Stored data
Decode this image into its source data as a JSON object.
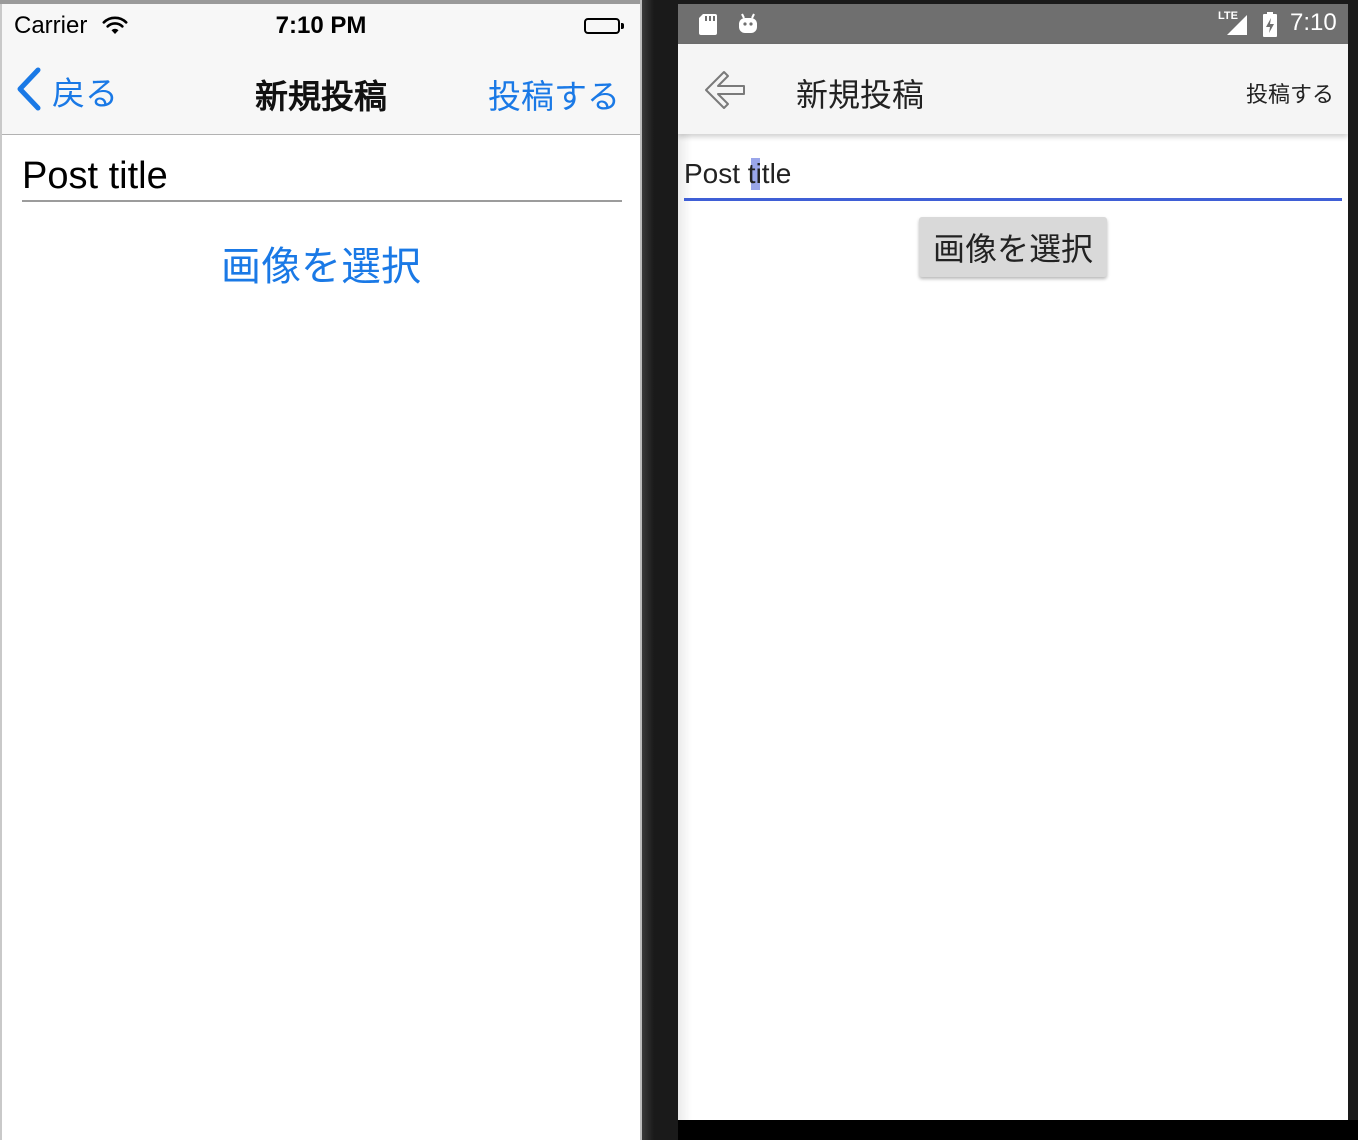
{
  "ios": {
    "status_bar": {
      "carrier": "Carrier",
      "time": "7:10 PM",
      "wifi_icon": "wifi-icon",
      "battery_icon": "battery-full-icon"
    },
    "nav_bar": {
      "back_label": "戻る",
      "title": "新規投稿",
      "post_label": "投稿する"
    },
    "form": {
      "title_placeholder": "Post title",
      "select_image_label": "画像を選択"
    },
    "accent_color": "#1a79e6"
  },
  "android": {
    "status_bar": {
      "sd_icon": "sd-card-icon",
      "debug_icon": "android-debug-icon",
      "network_label": "LTE",
      "signal_icon": "signal-icon",
      "battery_icon": "battery-charging-icon",
      "time": "7:10"
    },
    "app_bar": {
      "back_icon": "arrow-back-icon",
      "title": "新規投稿",
      "post_label": "投稿する"
    },
    "form": {
      "title_placeholder": "Post title",
      "select_image_label": "画像を選択"
    },
    "accent_color": "#3f5fd6"
  }
}
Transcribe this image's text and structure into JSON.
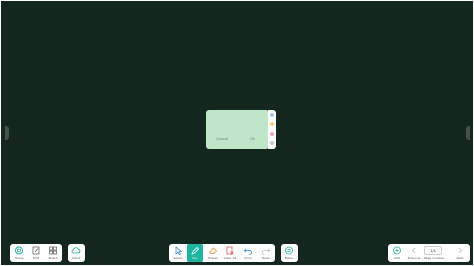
{
  "note": {
    "cancel_label": "Cancel",
    "ok_label": "Ok",
    "colors": [
      "#9ec8f0",
      "#f2d37a",
      "#f0a7b5",
      "#c9c9c9"
    ]
  },
  "left_panel": {
    "items": [
      {
        "label": "Home",
        "icon": "home-icon"
      },
      {
        "label": "Edit",
        "icon": "edit-icon"
      },
      {
        "label": "Board",
        "icon": "board-icon"
      }
    ]
  },
  "cloud_panel": {
    "label": "Cloud",
    "icon": "cloud-icon"
  },
  "center_panel": {
    "items": [
      {
        "label": "Select",
        "icon": "select-icon"
      },
      {
        "label": "Pen",
        "icon": "pen-icon",
        "active": true
      },
      {
        "label": "Eraser",
        "icon": "eraser-icon"
      },
      {
        "label": "Clear All",
        "icon": "clear-all-icon"
      },
      {
        "label": "Undo",
        "icon": "undo-icon"
      },
      {
        "label": "Redo",
        "icon": "redo-icon"
      }
    ]
  },
  "menu_panel": {
    "label": "Menu",
    "icon": "menu-icon"
  },
  "right_panel": {
    "add_label": "Add",
    "previous_label": "Previous",
    "page_value": "1/1",
    "page_number_label": "Page number",
    "next_label": "Next"
  },
  "colors": {
    "background": "#14271f",
    "accent": "#1db5a0",
    "note": "#bfe6c8"
  }
}
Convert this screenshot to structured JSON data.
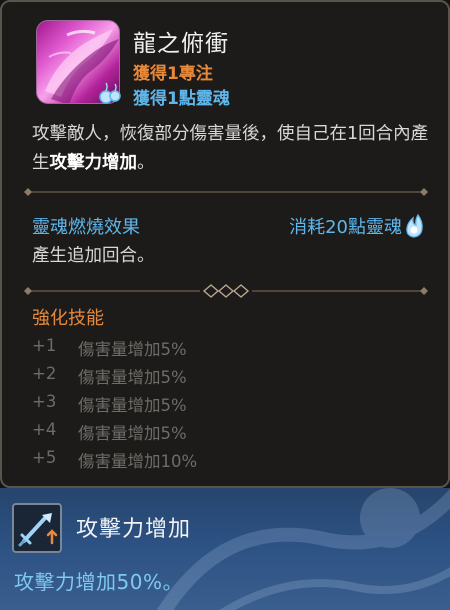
{
  "skill": {
    "name": "龍之俯衝",
    "gain_focus": "獲得1專注",
    "gain_soul": "獲得1點靈魂",
    "icon": "dragon-dive-skill-icon",
    "desc_part1": "攻擊敵人，恢復部分傷害量後，使自己在1回合內產生",
    "desc_highlight": "攻擊力增加",
    "desc_part2": "。"
  },
  "soulburn": {
    "title": "靈魂燃燒效果",
    "cost": "消耗20點靈魂",
    "desc": "產生追加回合。"
  },
  "enhancements": {
    "title": "強化技能",
    "items": [
      {
        "level": "+1",
        "text": "傷害量增加5%"
      },
      {
        "level": "+2",
        "text": "傷害量增加5%"
      },
      {
        "level": "+3",
        "text": "傷害量增加5%"
      },
      {
        "level": "+4",
        "text": "傷害量增加5%"
      },
      {
        "level": "+5",
        "text": "傷害量增加10%"
      }
    ]
  },
  "buff": {
    "icon": "attack-up-sword-icon",
    "name": "攻擊力增加",
    "desc": "攻擊力增加50%。"
  },
  "colors": {
    "orange": "#e8893a",
    "blue": "#5fb6ea",
    "muted": "#6f6b66"
  }
}
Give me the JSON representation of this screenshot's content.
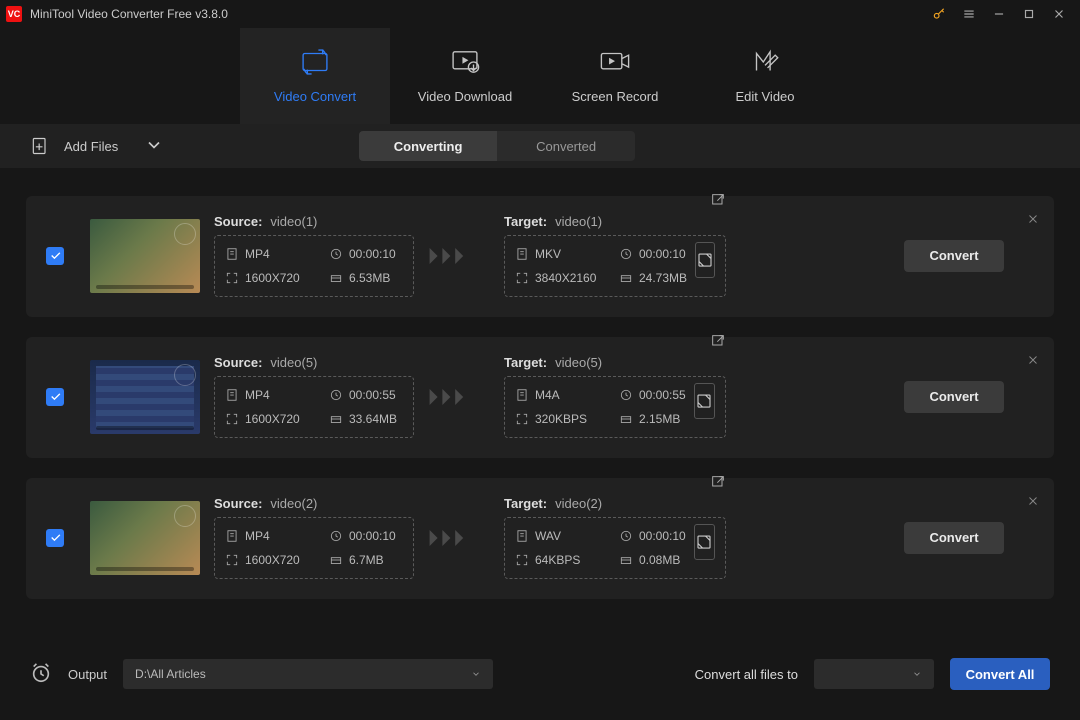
{
  "window": {
    "title": "MiniTool Video Converter Free v3.8.0"
  },
  "tabs": {
    "convert": "Video Convert",
    "download": "Video Download",
    "record": "Screen Record",
    "edit": "Edit Video"
  },
  "toolbar": {
    "add_files": "Add Files",
    "seg_converting": "Converting",
    "seg_converted": "Converted"
  },
  "labels": {
    "source": "Source:",
    "target": "Target:",
    "convert": "Convert"
  },
  "items": [
    {
      "source_name": "video(1)",
      "source": {
        "format": "MP4",
        "duration": "00:00:10",
        "resolution": "1600X720",
        "size": "6.53MB"
      },
      "target_name": "video(1)",
      "target": {
        "format": "MKV",
        "duration": "00:00:10",
        "resolution": "3840X2160",
        "size": "24.73MB"
      },
      "thumb_class": "game1"
    },
    {
      "source_name": "video(5)",
      "source": {
        "format": "MP4",
        "duration": "00:00:55",
        "resolution": "1600X720",
        "size": "33.64MB"
      },
      "target_name": "video(5)",
      "target": {
        "format": "M4A",
        "duration": "00:00:55",
        "resolution": "320KBPS",
        "size": "2.15MB"
      },
      "thumb_class": "game2"
    },
    {
      "source_name": "video(2)",
      "source": {
        "format": "MP4",
        "duration": "00:00:10",
        "resolution": "1600X720",
        "size": "6.7MB"
      },
      "target_name": "video(2)",
      "target": {
        "format": "WAV",
        "duration": "00:00:10",
        "resolution": "64KBPS",
        "size": "0.08MB"
      },
      "thumb_class": "game1"
    }
  ],
  "footer": {
    "output_label": "Output",
    "output_path": "D:\\All Articles",
    "convert_all_files_to": "Convert all files to",
    "target_format": "",
    "convert_all": "Convert All"
  }
}
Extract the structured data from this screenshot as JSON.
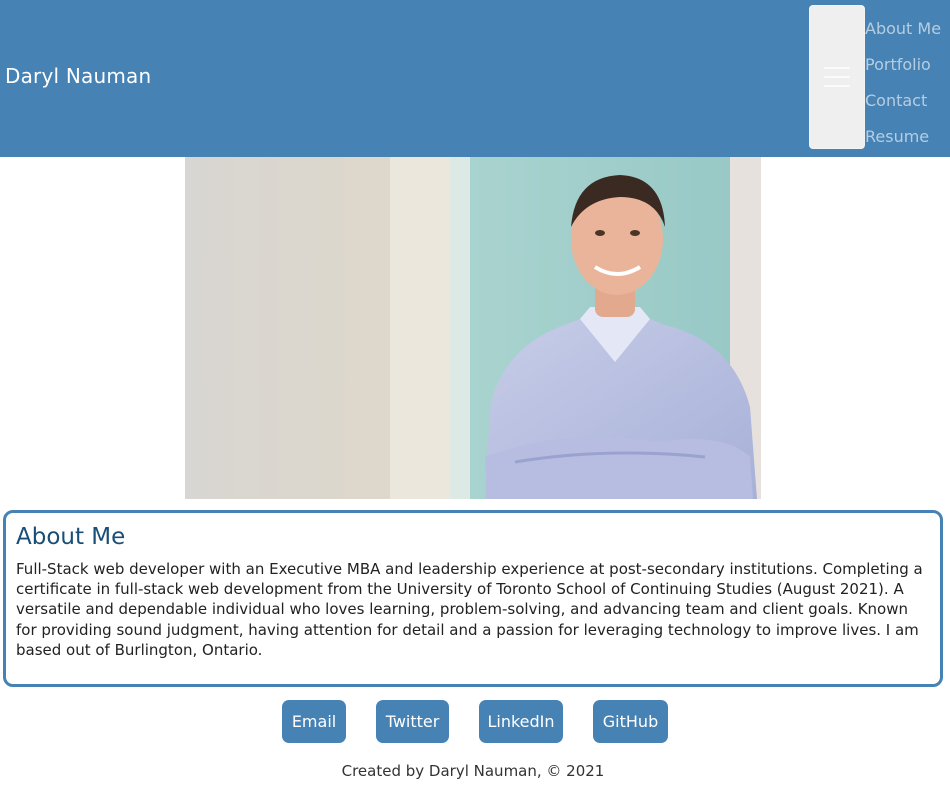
{
  "header": {
    "brand": "Daryl Nauman",
    "menu_icon": "hamburger-menu-icon",
    "nav": [
      "About Me",
      "Portfolio",
      "Contact",
      "Resume"
    ]
  },
  "photo": {
    "alt": "Daryl Nauman portrait"
  },
  "about": {
    "heading": "About Me",
    "body": "Full-Stack web developer with an Executive MBA and leadership experience at post-secondary institutions. Completing a certificate in full-stack web development from the University of Toronto School of Continuing Studies (August 2021). A versatile and dependable individual who loves learning, problem-solving, and advancing team and client goals. Known for providing sound judgment, having attention for detail and a passion for leveraging technology to improve lives. I am based out of Burlington, Ontario."
  },
  "social": {
    "email": "Email",
    "twitter": "Twitter",
    "linkedin": "LinkedIn",
    "github": "GitHub"
  },
  "footer": {
    "text": "Created by Daryl Nauman, © 2021"
  },
  "colors": {
    "accent": "#4682b4",
    "heading": "#184e77"
  }
}
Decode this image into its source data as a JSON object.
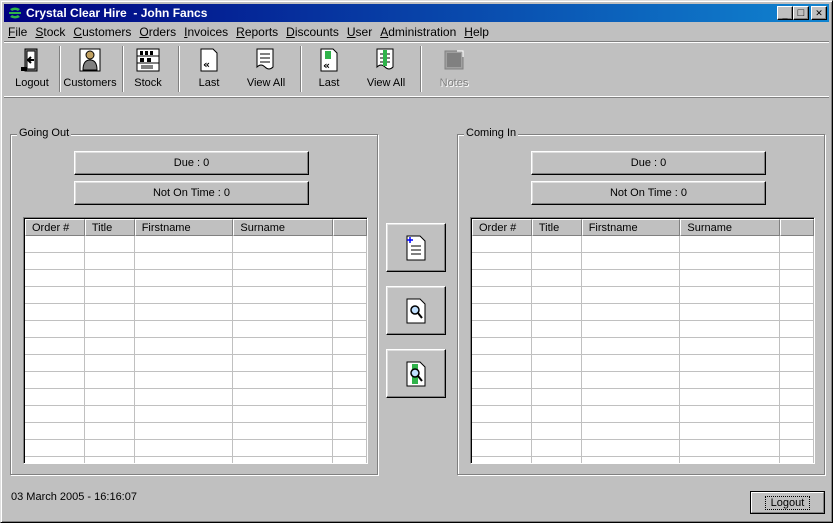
{
  "window": {
    "title": "Crystal Clear Hire  - John Fancs",
    "minimize_glyph": "_",
    "maximize_glyph": "□",
    "close_glyph": "✕"
  },
  "menu": [
    {
      "first": "F",
      "rest": "ile"
    },
    {
      "first": "S",
      "rest": "tock"
    },
    {
      "first": "C",
      "rest": "ustomers"
    },
    {
      "first": "O",
      "rest": "rders"
    },
    {
      "first": "I",
      "rest": "nvoices"
    },
    {
      "first": "R",
      "rest": "eports"
    },
    {
      "first": "D",
      "rest": "iscounts"
    },
    {
      "first": "U",
      "rest": "ser"
    },
    {
      "first": "A",
      "rest": "dministration"
    },
    {
      "first": "H",
      "rest": "elp"
    }
  ],
  "toolbar": {
    "logout": "Logout",
    "customers": "Customers",
    "stock": "Stock",
    "last_out": "Last",
    "view_all_out": "View All",
    "last_in": "Last",
    "view_all_in": "View All",
    "notes": "Notes"
  },
  "going_out": {
    "label": "Going Out",
    "due": "Due : 0",
    "not_on_time": "Not On Time : 0",
    "columns": [
      "Order #",
      "Title",
      "Firstname",
      "Surname",
      ""
    ]
  },
  "coming_in": {
    "label": "Coming In",
    "due": "Due : 0",
    "not_on_time": "Not On Time : 0",
    "columns": [
      "Order #",
      "Title",
      "Firstname",
      "Surname",
      ""
    ]
  },
  "center_buttons": {
    "new_icon": "new-document-icon",
    "find_icon": "magnifier-document-icon",
    "find_green_icon": "magnifier-green-icon"
  },
  "status": {
    "datetime": "03 March 2005 - 16:16:07",
    "logout_label": "Logout"
  },
  "colors": {
    "titlebar_start": "#000080",
    "titlebar_end": "#1084d0",
    "face": "#c0c0c0"
  }
}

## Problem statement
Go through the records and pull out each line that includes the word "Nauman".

## Task result
    "brand": "Daryl Nauman",
    "alt": "Daryl Nauman portrait"
    "text": "Created by Daryl Nauman, © 2021"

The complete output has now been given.